- [Directions] Copy out each line of the entries where the word "http" is present.

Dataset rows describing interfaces
§ §

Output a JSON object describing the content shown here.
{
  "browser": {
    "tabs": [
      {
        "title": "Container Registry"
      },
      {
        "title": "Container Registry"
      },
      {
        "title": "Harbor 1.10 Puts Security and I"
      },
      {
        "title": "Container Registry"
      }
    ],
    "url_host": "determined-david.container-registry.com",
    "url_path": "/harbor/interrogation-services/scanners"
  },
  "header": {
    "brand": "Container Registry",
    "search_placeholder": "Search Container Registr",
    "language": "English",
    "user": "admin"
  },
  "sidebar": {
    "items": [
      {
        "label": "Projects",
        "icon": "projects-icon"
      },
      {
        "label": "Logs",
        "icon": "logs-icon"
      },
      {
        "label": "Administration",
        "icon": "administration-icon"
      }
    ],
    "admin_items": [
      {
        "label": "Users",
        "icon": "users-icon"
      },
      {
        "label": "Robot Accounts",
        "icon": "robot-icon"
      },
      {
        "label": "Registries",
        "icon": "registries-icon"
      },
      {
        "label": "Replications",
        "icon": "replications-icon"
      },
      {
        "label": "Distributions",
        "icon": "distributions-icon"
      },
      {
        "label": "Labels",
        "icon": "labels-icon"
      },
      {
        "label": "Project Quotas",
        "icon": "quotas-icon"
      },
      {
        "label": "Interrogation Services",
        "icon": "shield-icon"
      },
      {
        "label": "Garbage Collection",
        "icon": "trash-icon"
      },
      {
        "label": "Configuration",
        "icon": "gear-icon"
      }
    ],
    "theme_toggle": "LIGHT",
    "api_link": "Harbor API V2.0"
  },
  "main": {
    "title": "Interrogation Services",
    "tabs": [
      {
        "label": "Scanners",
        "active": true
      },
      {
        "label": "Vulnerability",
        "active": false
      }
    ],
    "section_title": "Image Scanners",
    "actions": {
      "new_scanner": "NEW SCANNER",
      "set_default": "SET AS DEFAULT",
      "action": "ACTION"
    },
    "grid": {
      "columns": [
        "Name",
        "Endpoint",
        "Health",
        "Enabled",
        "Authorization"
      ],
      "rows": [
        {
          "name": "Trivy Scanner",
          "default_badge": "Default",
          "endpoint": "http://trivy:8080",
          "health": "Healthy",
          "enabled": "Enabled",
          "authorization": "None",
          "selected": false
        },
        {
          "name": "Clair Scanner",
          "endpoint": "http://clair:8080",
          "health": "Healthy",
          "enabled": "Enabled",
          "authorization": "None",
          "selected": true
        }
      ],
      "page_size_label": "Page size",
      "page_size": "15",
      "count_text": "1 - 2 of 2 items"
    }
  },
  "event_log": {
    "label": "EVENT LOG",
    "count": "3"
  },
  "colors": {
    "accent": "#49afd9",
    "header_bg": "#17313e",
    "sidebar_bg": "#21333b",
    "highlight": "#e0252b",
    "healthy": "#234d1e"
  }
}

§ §

- [Solved exercise]
          "endpoint": "http://trivy:8080",
          "endpoint": "http://clair:8080",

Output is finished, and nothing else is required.